The National Institute for Health and Clinical Excellence (NICE) has issued full guidance to the NHS in England, Wales, Scotland and Northern Ireland on moasicplasty for knee cartilage defects.

As part of the NICE's work programme, the current guidance was considered for review in June 2009 but did not meet the review criteria as set out in the IP process guide. The guidance below therefore remains current.


Full thickness cartilage defects of articular surfaces of weight bearing joints these can cause symptoms which vary from severe pain, catching, locking and swelling and may lead to early degenerative changes within the joint.

Mosaicplasty is a technique of creating an osteochondral autograft by harvesting and transplanting many small cylindrical osteochondral plugs from the less weight-bearing periphery of the patellofemoral area and inserting them into drilled tunnels in the defective section of cartilage.

Coding and clinical classification codes for this guidance.

Your responsibility

This guidance represents the view of NICE, arrived at after careful consideration of the evidence available. When exercising their judgement, healthcare professionals are expected to take this guidance fully into account. However, the guidance does not override the individual responsibility of healthcare professionals to make decisions appropriate to the circumstances of the individual patient, in consultation with the patient and/or guardian or carer.

Commissioners and/or providers have a responsibility to implement the guidance, in their local context, in light of their duties to have due regard to the need to eliminate unlawful discrimination, advance equality of opportunity, and foster good relations. Nothing in this guidance should be interpreted in a way that would be inconsistent with compliance with those duties.

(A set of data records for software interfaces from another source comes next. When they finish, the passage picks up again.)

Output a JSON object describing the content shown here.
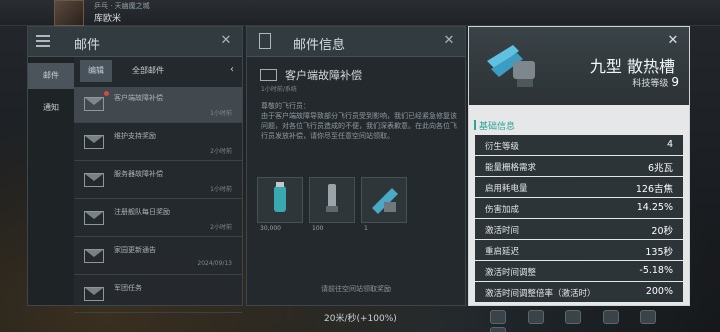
{
  "player": {
    "subtitle": "乒乓 · 天幽魔之城",
    "name": "库欧米"
  },
  "mail_panel": {
    "title": "邮件",
    "sidebar": [
      "邮件",
      "通知"
    ],
    "subtabs": [
      "编辑",
      "全部邮件"
    ],
    "items": [
      {
        "title": "客户端故障补偿",
        "time": "1小时前",
        "unread": true
      },
      {
        "title": "维护支持奖励",
        "time": "2小时前",
        "unread": false
      },
      {
        "title": "服务器故障补偿",
        "time": "1小时前",
        "unread": false
      },
      {
        "title": "注册舰队每日奖励",
        "time": "2小时前",
        "unread": false
      },
      {
        "title": "家园更新通告",
        "time": "2024/09/13",
        "unread": false
      },
      {
        "title": "军团任务",
        "time": "",
        "unread": false
      }
    ]
  },
  "info_panel": {
    "title": "邮件信息",
    "subject": "客户端故障补偿",
    "sender": "1小时前/系统",
    "body": "尊敬的飞行员：\n由于客户端故障导致部分飞行员受到影响，我们已经紧急修复该问题，对各位飞行员造成的不便，我们深表歉意。在此向各位飞行员发放补偿，请你尽至任意空间站领取。",
    "attachments": [
      {
        "icon": "coolant-canister-icon",
        "qty": "30,000"
      },
      {
        "icon": "launcher-icon",
        "qty": "100"
      },
      {
        "icon": "heatsink-module-icon",
        "qty": "1"
      }
    ],
    "claim_hint": "请前往空间站领取奖励"
  },
  "detail_panel": {
    "item_name": "九型 散热槽",
    "tech_label": "科技等级",
    "tech_level": "9",
    "section_title": "基础信息",
    "attributes": [
      {
        "k": "衍生等级",
        "v": "4"
      },
      {
        "k": "能量栅格需求",
        "v": "6兆瓦"
      },
      {
        "k": "启用耗电量",
        "v": "126吉焦"
      },
      {
        "k": "伤害加成",
        "v": "14.25%"
      },
      {
        "k": "激活时间",
        "v": "20秒"
      },
      {
        "k": "重启延迟",
        "v": "135秒"
      },
      {
        "k": "激活时间调整",
        "v": "-5.18%"
      },
      {
        "k": "激活时间调整倍率（激活时）",
        "v": "200%"
      }
    ]
  },
  "status": {
    "speed": "20米/秒(+100%)"
  }
}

Commissioners and providers have a responsibility to promote an environmentally sustainable health and care system and should assess and reduce the environmental impact of implementing NICE recommendations wherever possible.